Iron Range legacy delivers for Minnesota

Future focus on a new building at NRRI's Coleraine site will provide space to keep pace with research.

Like NRRI’s Duluth facility, the 27-acre campus on Minnesota’s Iron Range in Coleraine was first built for something very different from the minerals and biomass research taking place today.

It was acquired by the University for NRRI in 1986 from U.S. Steel, who used the site for their taconite pellet research programs. It was initially built in the 1920s  as a train maintenance facility by the now-defunct Oliver Mining Company. Vestiges of the early days remain in the train tracks still running through many of the structures.

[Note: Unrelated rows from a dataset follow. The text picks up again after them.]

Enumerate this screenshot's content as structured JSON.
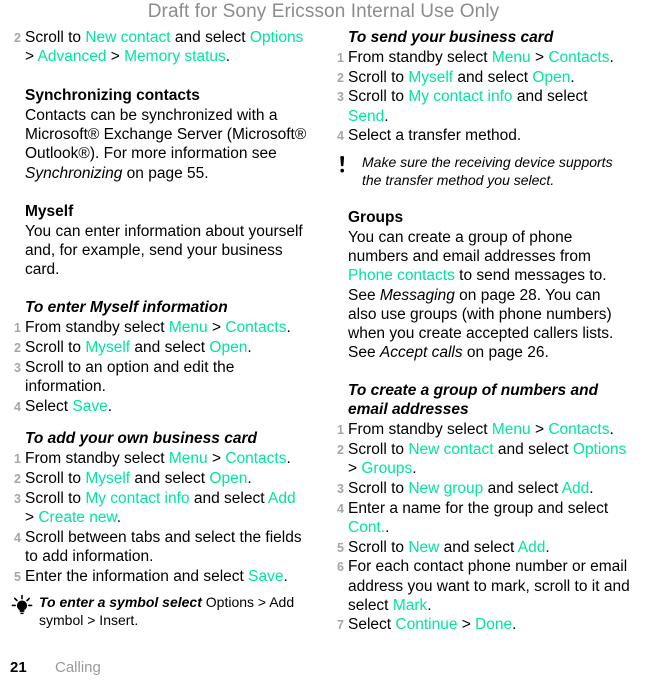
{
  "header": {
    "draft_notice": "Draft for Sony Ericsson Internal Use Only"
  },
  "colors": {
    "accent_ui": "#00e5a0",
    "header_gray": "#8c8c8c",
    "step_number_gray": "#a6a6a6",
    "footer_chapter_gray": "#9a9a9a",
    "body_text": "#000000"
  },
  "left_column": {
    "continued_step": {
      "num": "2",
      "part1": "Scroll to ",
      "ui1": "New contact",
      "part2": " and select ",
      "ui2": "Options",
      "sep1": " > ",
      "ui3": "Advanced",
      "sep2": " > ",
      "ui4": "Memory status",
      "end": "."
    },
    "sync_section": {
      "heading": "Synchronizing contacts",
      "body_part1": "Contacts can be synchronized with a Microsoft® Exchange Server (Microsoft® Outlook®). For more information see ",
      "body_italic": "Synchronizing",
      "body_part2": " on page 55."
    },
    "myself_section": {
      "heading": "Myself",
      "body": "You can enter information about yourself and, for example, send your business card."
    },
    "enter_myself_proc": {
      "title": "To enter Myself information",
      "steps": [
        {
          "num": "1",
          "segments": [
            {
              "t": "From standby select ",
              "s": "plain"
            },
            {
              "t": "Menu",
              "s": "ui"
            },
            {
              "t": " > ",
              "s": "plain"
            },
            {
              "t": "Contacts",
              "s": "ui"
            },
            {
              "t": ".",
              "s": "plain"
            }
          ]
        },
        {
          "num": "2",
          "segments": [
            {
              "t": "Scroll to ",
              "s": "plain"
            },
            {
              "t": "Myself",
              "s": "ui"
            },
            {
              "t": " and select ",
              "s": "plain"
            },
            {
              "t": "Open",
              "s": "ui"
            },
            {
              "t": ".",
              "s": "plain"
            }
          ]
        },
        {
          "num": "3",
          "segments": [
            {
              "t": "Scroll to an option and edit the information.",
              "s": "plain"
            }
          ]
        },
        {
          "num": "4",
          "segments": [
            {
              "t": "Select ",
              "s": "plain"
            },
            {
              "t": "Save",
              "s": "ui"
            },
            {
              "t": ".",
              "s": "plain"
            }
          ]
        }
      ]
    },
    "add_business_card_proc": {
      "title": "To add your own business card",
      "steps": [
        {
          "num": "1",
          "segments": [
            {
              "t": "From standby select ",
              "s": "plain"
            },
            {
              "t": "Menu",
              "s": "ui"
            },
            {
              "t": " > ",
              "s": "plain"
            },
            {
              "t": "Contacts",
              "s": "ui"
            },
            {
              "t": ".",
              "s": "plain"
            }
          ]
        },
        {
          "num": "2",
          "segments": [
            {
              "t": "Scroll to ",
              "s": "plain"
            },
            {
              "t": "Myself",
              "s": "ui"
            },
            {
              "t": " and select ",
              "s": "plain"
            },
            {
              "t": "Open",
              "s": "ui"
            },
            {
              "t": ".",
              "s": "plain"
            }
          ]
        },
        {
          "num": "3",
          "segments": [
            {
              "t": "Scroll to ",
              "s": "plain"
            },
            {
              "t": "My contact info",
              "s": "ui"
            },
            {
              "t": " and select ",
              "s": "plain"
            },
            {
              "t": "Add",
              "s": "ui"
            },
            {
              "t": " > ",
              "s": "plain"
            },
            {
              "t": "Create new",
              "s": "ui"
            },
            {
              "t": ".",
              "s": "plain"
            }
          ]
        },
        {
          "num": "4",
          "segments": [
            {
              "t": "Scroll between tabs and select the fields to add information.",
              "s": "plain"
            }
          ]
        },
        {
          "num": "5",
          "segments": [
            {
              "t": "Enter the information and select ",
              "s": "plain"
            },
            {
              "t": "Save",
              "s": "ui"
            },
            {
              "t": ".",
              "s": "plain"
            }
          ]
        }
      ]
    },
    "tip": {
      "icon": "lightbulb-tip-icon",
      "italic_lead": "To enter a symbol select",
      "rest": " Options > Add symbol > Insert."
    }
  },
  "right_column": {
    "send_business_card_proc": {
      "title": "To send your business card",
      "steps": [
        {
          "num": "1",
          "segments": [
            {
              "t": "From standby select ",
              "s": "plain"
            },
            {
              "t": "Menu",
              "s": "ui"
            },
            {
              "t": " > ",
              "s": "plain"
            },
            {
              "t": "Contacts",
              "s": "ui"
            },
            {
              "t": ".",
              "s": "plain"
            }
          ]
        },
        {
          "num": "2",
          "segments": [
            {
              "t": "Scroll to ",
              "s": "plain"
            },
            {
              "t": "Myself",
              "s": "ui"
            },
            {
              "t": " and select ",
              "s": "plain"
            },
            {
              "t": "Open",
              "s": "ui"
            },
            {
              "t": ".",
              "s": "plain"
            }
          ]
        },
        {
          "num": "3",
          "segments": [
            {
              "t": "Scroll to ",
              "s": "plain"
            },
            {
              "t": "My contact info",
              "s": "ui"
            },
            {
              "t": " and select ",
              "s": "plain"
            },
            {
              "t": "Send",
              "s": "ui"
            },
            {
              "t": ".",
              "s": "plain"
            }
          ]
        },
        {
          "num": "4",
          "segments": [
            {
              "t": "Select a transfer method.",
              "s": "plain"
            }
          ]
        }
      ]
    },
    "note": {
      "icon": "exclamation-note-icon",
      "text": "Make sure the receiving device supports the transfer method you select."
    },
    "groups_section": {
      "heading": "Groups",
      "part1": "You can create a group of phone numbers and email addresses from ",
      "ui1": "Phone contacts",
      "part2": " to send messages to. See ",
      "italic1": "Messaging",
      "part3": " on page 28. You can also use groups (with phone numbers) when you create accepted callers lists. See ",
      "italic2": "Accept calls",
      "part4": " on page 26."
    },
    "create_group_proc": {
      "title": "To create a group of numbers and email addresses",
      "steps": [
        {
          "num": "1",
          "segments": [
            {
              "t": "From standby select ",
              "s": "plain"
            },
            {
              "t": "Menu",
              "s": "ui"
            },
            {
              "t": " > ",
              "s": "plain"
            },
            {
              "t": "Contacts",
              "s": "ui"
            },
            {
              "t": ".",
              "s": "plain"
            }
          ]
        },
        {
          "num": "2",
          "segments": [
            {
              "t": "Scroll to ",
              "s": "plain"
            },
            {
              "t": "New contact",
              "s": "ui"
            },
            {
              "t": " and select ",
              "s": "plain"
            },
            {
              "t": "Options",
              "s": "ui"
            },
            {
              "t": " > ",
              "s": "plain"
            },
            {
              "t": "Groups",
              "s": "ui"
            },
            {
              "t": ".",
              "s": "plain"
            }
          ]
        },
        {
          "num": "3",
          "segments": [
            {
              "t": "Scroll to ",
              "s": "plain"
            },
            {
              "t": "New group",
              "s": "ui"
            },
            {
              "t": " and select ",
              "s": "plain"
            },
            {
              "t": "Add",
              "s": "ui"
            },
            {
              "t": ".",
              "s": "plain"
            }
          ]
        },
        {
          "num": "4",
          "segments": [
            {
              "t": "Enter a name for the group and select ",
              "s": "plain"
            },
            {
              "t": "Cont.",
              "s": "ui"
            },
            {
              "t": ".",
              "s": "plain"
            }
          ]
        },
        {
          "num": "5",
          "segments": [
            {
              "t": "Scroll to ",
              "s": "plain"
            },
            {
              "t": "New",
              "s": "ui"
            },
            {
              "t": " and select ",
              "s": "plain"
            },
            {
              "t": "Add",
              "s": "ui"
            },
            {
              "t": ".",
              "s": "plain"
            }
          ]
        },
        {
          "num": "6",
          "segments": [
            {
              "t": "For each contact phone number or email address you want to mark, scroll to it and select ",
              "s": "plain"
            },
            {
              "t": "Mark",
              "s": "ui"
            },
            {
              "t": ".",
              "s": "plain"
            }
          ]
        },
        {
          "num": "7",
          "segments": [
            {
              "t": "Select ",
              "s": "plain"
            },
            {
              "t": "Continue",
              "s": "ui"
            },
            {
              "t": " > ",
              "s": "plain"
            },
            {
              "t": "Done",
              "s": "ui"
            },
            {
              "t": ".",
              "s": "plain"
            }
          ]
        }
      ]
    }
  },
  "footer": {
    "page_number": "21",
    "chapter": "Calling"
  }
}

“The key challenge at Coleraine is how to use 100-year-old maintenance garages to house state-of-the-art research programs, equipment and instrumentation,” said Kevin Kangas, NRRI Director of Technical Operations. “We’ve demolished or will demolish buildings that cannot be saved, and we’re rehabilitating what we can, but we still have places where snow drifts accumulate indoors in the winter.”

Gearing Up

NRRI Coleraine expertise is being heavily leveraged by state and federal agencies, industry, and other partners with projects focused on clean energy, hydrogen, biocarbon, and decarbonization of the iron/steel and cement/concrete industries.

In the past five years, NRRI has added staff to the Coleraine site to expand its research expertise to meet the growing demands of state, federal and industry funded projects. In several cases, NRRI recruited internationally to attract the required advanced skill sets. NRRI’s new talent has globally relevant experience in mineral characterization, mineral processing, extractive metallurgy, environmental chemistry and process flowsheet development.

Modern minerals testing machine sits in foreground next to old machine.
Modern Davis Tubes, used to separate small samples of magnetic ores, sits next to old model.

Efforts to clean up and modernize the Coleraine facilities began soon after Rolf Weberg took the helm of NRRI as Executive Director in 2014. The efforts accelerated when Kangas was hired as Coleraine Labs Director in 2017.

“Our continual focus is to create and maintain world-class facilities that support cutting edge research and pilot demonstration to deliver solutions for our partners and collaborators,” said Weberg. “I’m really proud of how the Coleraine staff have driven a culture of continual improvement across the site.”

Future Focused

NRRI’s Operations and Research Teams are collaborating to make the best use of the available space facilities in Coleraine.

“We are working building-by-building to modernize lab spaces, improve ergonomics and workflow and present a professional face to our partners,” said Kangas.

The next major investment at NRRI Coleraine will be a new building to house a combination of analytical and mineral processing labs, meeting and office space and open floor space for large pilot plant demonstrations.

“New investment will cement NRRI’s role across the region in delivering solutions as we help create the economy of the future that leverages the new energy economy,” said Weberg. “The world is moving very quickly and NRRI intends to be ready and able.”